## Assigned task
Each record is to be given again precisely as written.

## Dataset records
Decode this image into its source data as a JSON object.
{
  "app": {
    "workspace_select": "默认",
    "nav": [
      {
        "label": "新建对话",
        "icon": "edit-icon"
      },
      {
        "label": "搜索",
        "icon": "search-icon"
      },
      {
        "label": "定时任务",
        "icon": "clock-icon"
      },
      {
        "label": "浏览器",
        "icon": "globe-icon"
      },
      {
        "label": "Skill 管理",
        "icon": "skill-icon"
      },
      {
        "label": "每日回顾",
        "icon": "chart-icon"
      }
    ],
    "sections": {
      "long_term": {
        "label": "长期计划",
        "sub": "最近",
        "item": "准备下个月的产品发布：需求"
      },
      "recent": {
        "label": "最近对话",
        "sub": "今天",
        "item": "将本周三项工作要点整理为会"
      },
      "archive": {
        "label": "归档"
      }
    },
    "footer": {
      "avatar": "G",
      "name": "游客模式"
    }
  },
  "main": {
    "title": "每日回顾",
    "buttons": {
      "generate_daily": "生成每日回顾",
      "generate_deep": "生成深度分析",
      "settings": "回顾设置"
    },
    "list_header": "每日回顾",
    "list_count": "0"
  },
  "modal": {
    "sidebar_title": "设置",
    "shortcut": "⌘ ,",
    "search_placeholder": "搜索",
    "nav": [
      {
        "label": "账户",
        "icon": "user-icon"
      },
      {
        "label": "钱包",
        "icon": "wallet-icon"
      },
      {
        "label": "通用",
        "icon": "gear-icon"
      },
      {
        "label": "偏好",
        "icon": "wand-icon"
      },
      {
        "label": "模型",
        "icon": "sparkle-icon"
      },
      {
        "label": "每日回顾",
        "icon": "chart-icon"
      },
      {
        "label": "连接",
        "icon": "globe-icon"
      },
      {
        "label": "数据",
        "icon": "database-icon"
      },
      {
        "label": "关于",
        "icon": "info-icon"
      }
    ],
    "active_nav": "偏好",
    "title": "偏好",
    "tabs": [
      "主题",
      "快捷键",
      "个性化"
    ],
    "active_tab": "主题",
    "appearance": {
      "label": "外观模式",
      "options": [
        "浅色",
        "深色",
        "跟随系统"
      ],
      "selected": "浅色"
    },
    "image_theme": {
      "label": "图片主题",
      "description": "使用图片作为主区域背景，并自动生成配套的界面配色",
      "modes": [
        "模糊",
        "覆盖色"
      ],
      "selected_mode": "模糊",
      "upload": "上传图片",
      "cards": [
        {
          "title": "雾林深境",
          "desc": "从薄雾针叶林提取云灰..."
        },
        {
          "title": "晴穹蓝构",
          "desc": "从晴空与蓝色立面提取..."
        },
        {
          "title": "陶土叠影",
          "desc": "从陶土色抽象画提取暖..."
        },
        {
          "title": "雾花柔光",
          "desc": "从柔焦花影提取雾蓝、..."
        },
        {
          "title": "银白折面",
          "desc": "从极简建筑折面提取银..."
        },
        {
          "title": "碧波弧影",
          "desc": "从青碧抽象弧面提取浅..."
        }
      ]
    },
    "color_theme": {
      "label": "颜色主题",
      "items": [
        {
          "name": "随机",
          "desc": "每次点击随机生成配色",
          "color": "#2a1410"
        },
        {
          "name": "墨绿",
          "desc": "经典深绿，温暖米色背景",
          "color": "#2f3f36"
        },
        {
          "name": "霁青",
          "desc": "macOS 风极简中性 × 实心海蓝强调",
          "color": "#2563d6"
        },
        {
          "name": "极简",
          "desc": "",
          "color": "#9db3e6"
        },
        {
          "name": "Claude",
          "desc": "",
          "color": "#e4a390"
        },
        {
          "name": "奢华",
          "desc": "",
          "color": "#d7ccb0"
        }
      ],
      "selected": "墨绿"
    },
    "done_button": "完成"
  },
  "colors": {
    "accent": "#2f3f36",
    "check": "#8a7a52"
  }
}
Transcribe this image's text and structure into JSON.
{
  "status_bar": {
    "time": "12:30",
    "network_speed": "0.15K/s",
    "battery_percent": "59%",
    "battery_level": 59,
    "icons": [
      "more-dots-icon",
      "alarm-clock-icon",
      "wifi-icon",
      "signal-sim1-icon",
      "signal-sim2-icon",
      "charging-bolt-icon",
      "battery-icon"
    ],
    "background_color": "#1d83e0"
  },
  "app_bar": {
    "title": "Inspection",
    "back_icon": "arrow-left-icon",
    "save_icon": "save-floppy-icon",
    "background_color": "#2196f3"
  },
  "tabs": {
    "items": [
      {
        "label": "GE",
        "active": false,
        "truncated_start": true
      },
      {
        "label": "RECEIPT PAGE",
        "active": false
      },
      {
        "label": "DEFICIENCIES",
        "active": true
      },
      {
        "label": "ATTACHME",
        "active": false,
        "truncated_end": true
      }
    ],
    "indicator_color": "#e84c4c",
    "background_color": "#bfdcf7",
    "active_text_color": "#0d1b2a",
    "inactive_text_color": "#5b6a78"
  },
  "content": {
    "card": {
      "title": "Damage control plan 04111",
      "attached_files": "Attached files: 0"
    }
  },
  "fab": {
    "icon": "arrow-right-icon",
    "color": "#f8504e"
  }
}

## Solution for this task
Decode this image into its source data as a JSON object.
{
  "app": {
    "workspace_select": "默认",
    "nav": [
      {
        "label": "新建对话",
        "icon": "edit-icon"
      },
      {
        "label": "搜索",
        "icon": "search-icon"
      },
      {
        "label": "定时任务",
        "icon": "clock-icon"
      },
      {
        "label": "浏览器",
        "icon": "globe-icon"
      },
      {
        "label": "Skill 管理",
        "icon": "skill-icon"
      },
      {
        "label": "每日回顾",
        "icon": "chart-icon"
      }
    ],
    "sections": {
      "long_term": {
        "label": "长期计划",
        "sub": "最近",
        "item": "准备下个月的产品发布：需求"
      },
      "recent": {
        "label": "最近对话",
        "sub": "今天",
        "item": "将本周三项工作要点整理为会"
      },
      "archive": {
        "label": "归档"
      }
    },
    "footer": {
      "avatar": "G",
      "name": "游客模式"
    }
  },
  "main": {
    "title": "每日回顾",
    "buttons": {
      "generate_daily": "生成每日回顾",
      "generate_deep": "生成深度分析",
      "settings": "回顾设置"
    },
    "list_header": "每日回顾",
    "list_count": "0"
  },
  "modal": {
    "sidebar_title": "设置",
    "shortcut": "⌘ ,",
    "search_placeholder": "搜索",
    "nav": [
      {
        "label": "账户",
        "icon": "user-icon"
      },
      {
        "label": "钱包",
        "icon": "wallet-icon"
      },
      {
        "label": "通用",
        "icon": "gear-icon"
      },
      {
        "label": "偏好",
        "icon": "wand-icon"
      },
      {
        "label": "模型",
        "icon": "sparkle-icon"
      },
      {
        "label": "每日回顾",
        "icon": "chart-icon"
      },
      {
        "label": "连接",
        "icon": "globe-icon"
      },
      {
        "label": "数据",
        "icon": "database-icon"
      },
      {
        "label": "关于",
        "icon": "info-icon"
      }
    ],
    "active_nav": "偏好",
    "title": "偏好",
    "tabs": [
      "主题",
      "快捷键",
      "个性化"
    ],
    "active_tab": "主题",
    "appearance": {
      "label": "外观模式",
      "options": [
        "浅色",
        "深色",
        "跟随系统"
      ],
      "selected": "浅色"
    },
    "image_theme": {
      "label": "图片主题",
      "description": "使用图片作为主区域背景，并自动生成配套的界面配色",
      "modes": [
        "模糊",
        "覆盖色"
      ],
      "selected_mode": "模糊",
      "upload": "上传图片",
      "cards": [
        {
          "title": "雾林深境",
          "desc": "从薄雾针叶林提取云灰..."
        },
        {
          "title": "晴穹蓝构",
          "desc": "从晴空与蓝色立面提取..."
        },
        {
          "title": "陶土叠影",
          "desc": "从陶土色抽象画提取暖..."
        },
        {
          "title": "雾花柔光",
          "desc": "从柔焦花影提取雾蓝、..."
        },
        {
          "title": "银白折面",
          "desc": "从极简建筑折面提取银..."
        },
        {
          "title": "碧波弧影",
          "desc": "从青碧抽象弧面提取浅..."
        }
      ]
    },
    "color_theme": {
      "label": "颜色主题",
      "items": [
        {
          "name": "随机",
          "desc": "每次点击随机生成配色",
          "color": "#2a1410"
        },
        {
          "name": "墨绿",
          "desc": "经典深绿，温暖米色背景",
          "color": "#2f3f36"
        },
        {
          "name": "霁青",
          "desc": "macOS 风极简中性 × 实心海蓝强调",
          "color": "#2563d6"
        },
        {
          "name": "极简",
          "desc": "",
          "color": "#9db3e6"
        },
        {
          "name": "Claude",
          "desc": "",
          "color": "#e4a390"
        },
        {
          "name": "奢华",
          "desc": "",
          "color": "#d7ccb0"
        }
      ],
      "selected": "墨绿"
    },
    "done_button": "完成"
  },
  "colors": {
    "accent": "#2f3f36",
    "check": "#8a7a52"
  }
}
Transcribe this image's text and structure into JSON.
{
  "status_bar": {
    "time": "12:30",
    "network_speed": "0.15K/s",
    "battery_percent": "59%",
    "battery_level": 59,
    "icons": [
      "more-dots-icon",
      "alarm-clock-icon",
      "wifi-icon",
      "signal-sim1-icon",
      "signal-sim2-icon",
      "charging-bolt-icon",
      "battery-icon"
    ],
    "background_color": "#1d83e0"
  },
  "app_bar": {
    "title": "Inspection",
    "back_icon": "arrow-left-icon",
    "save_icon": "save-floppy-icon",
    "background_color": "#2196f3"
  },
  "tabs": {
    "items": [
      {
        "label": "GE",
        "active": false,
        "truncated_start": true
      },
      {
        "label": "RECEIPT PAGE",
        "active": false
      },
      {
        "label": "DEFICIENCIES",
        "active": true
      },
      {
        "label": "ATTACHME",
        "active": false,
        "truncated_end": true
      }
    ],
    "indicator_color": "#e84c4c",
    "background_color": "#bfdcf7",
    "active_text_color": "#0d1b2a",
    "inactive_text_color": "#5b6a78"
  },
  "content": {
    "card": {
      "title": "Damage control plan 04111",
      "attached_files": "Attached files: 0"
    }
  },
  "fab": {
    "icon": "arrow-right-icon",
    "color": "#f8504e"
  }
}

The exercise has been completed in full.